*** Material provided Section Begins ***
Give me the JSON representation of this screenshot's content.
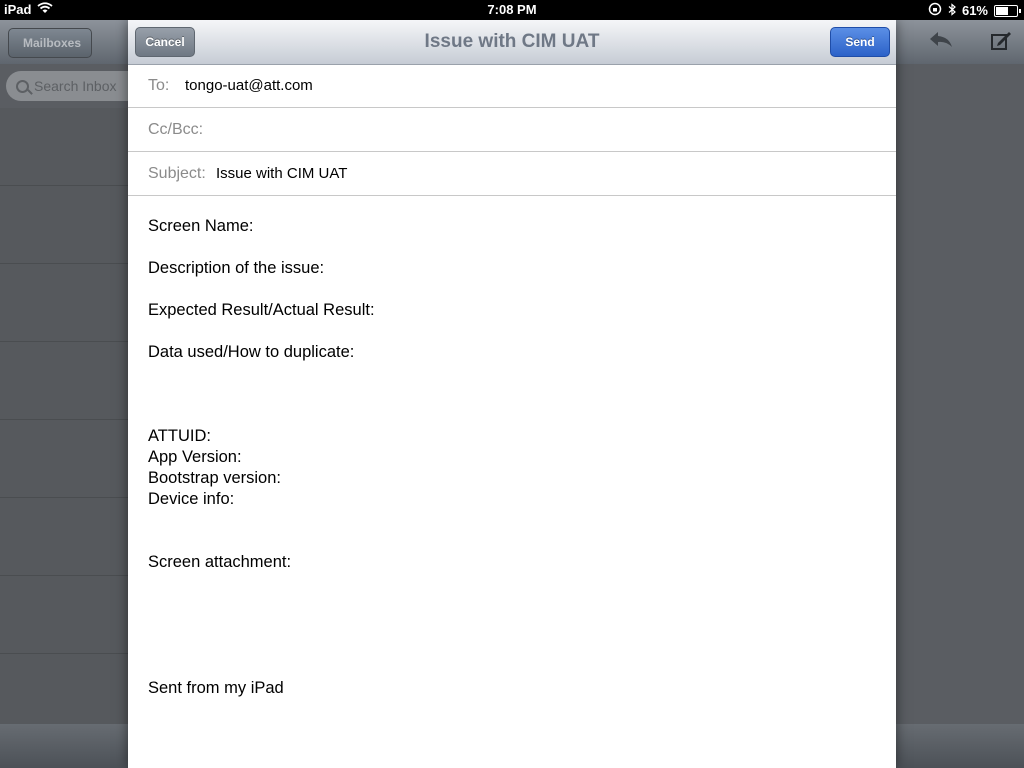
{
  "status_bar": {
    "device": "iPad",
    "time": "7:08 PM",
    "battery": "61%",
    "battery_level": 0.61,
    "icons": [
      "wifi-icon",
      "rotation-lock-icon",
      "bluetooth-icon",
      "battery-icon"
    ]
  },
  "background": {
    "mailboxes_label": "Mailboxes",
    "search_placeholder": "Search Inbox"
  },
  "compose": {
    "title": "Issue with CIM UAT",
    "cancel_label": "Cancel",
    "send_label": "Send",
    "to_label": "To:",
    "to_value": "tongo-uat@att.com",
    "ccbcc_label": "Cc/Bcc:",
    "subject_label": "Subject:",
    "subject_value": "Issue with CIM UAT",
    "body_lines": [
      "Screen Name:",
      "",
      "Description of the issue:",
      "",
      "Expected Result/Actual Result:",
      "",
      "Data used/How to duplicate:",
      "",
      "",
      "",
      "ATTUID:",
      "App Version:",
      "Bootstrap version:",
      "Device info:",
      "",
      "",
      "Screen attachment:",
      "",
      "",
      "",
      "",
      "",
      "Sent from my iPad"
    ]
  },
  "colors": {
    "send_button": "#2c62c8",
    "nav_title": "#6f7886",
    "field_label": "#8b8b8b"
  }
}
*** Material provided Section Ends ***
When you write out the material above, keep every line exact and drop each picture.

Give me the JSON representation of this screenshot's content.
{
  "status_bar": {
    "device": "iPad",
    "time": "7:08 PM",
    "battery": "61%",
    "battery_level": 0.61,
    "icons": [
      "wifi-icon",
      "rotation-lock-icon",
      "bluetooth-icon",
      "battery-icon"
    ]
  },
  "background": {
    "mailboxes_label": "Mailboxes",
    "search_placeholder": "Search Inbox"
  },
  "compose": {
    "title": "Issue with CIM UAT",
    "cancel_label": "Cancel",
    "send_label": "Send",
    "to_label": "To:",
    "to_value": "tongo-uat@att.com",
    "ccbcc_label": "Cc/Bcc:",
    "subject_label": "Subject:",
    "subject_value": "Issue with CIM UAT",
    "body_lines": [
      "Screen Name:",
      "",
      "Description of the issue:",
      "",
      "Expected Result/Actual Result:",
      "",
      "Data used/How to duplicate:",
      "",
      "",
      "",
      "ATTUID:",
      "App Version:",
      "Bootstrap version:",
      "Device info:",
      "",
      "",
      "Screen attachment:",
      "",
      "",
      "",
      "",
      "",
      "Sent from my iPad"
    ]
  },
  "colors": {
    "send_button": "#2c62c8",
    "nav_title": "#6f7886",
    "field_label": "#8b8b8b"
  }
}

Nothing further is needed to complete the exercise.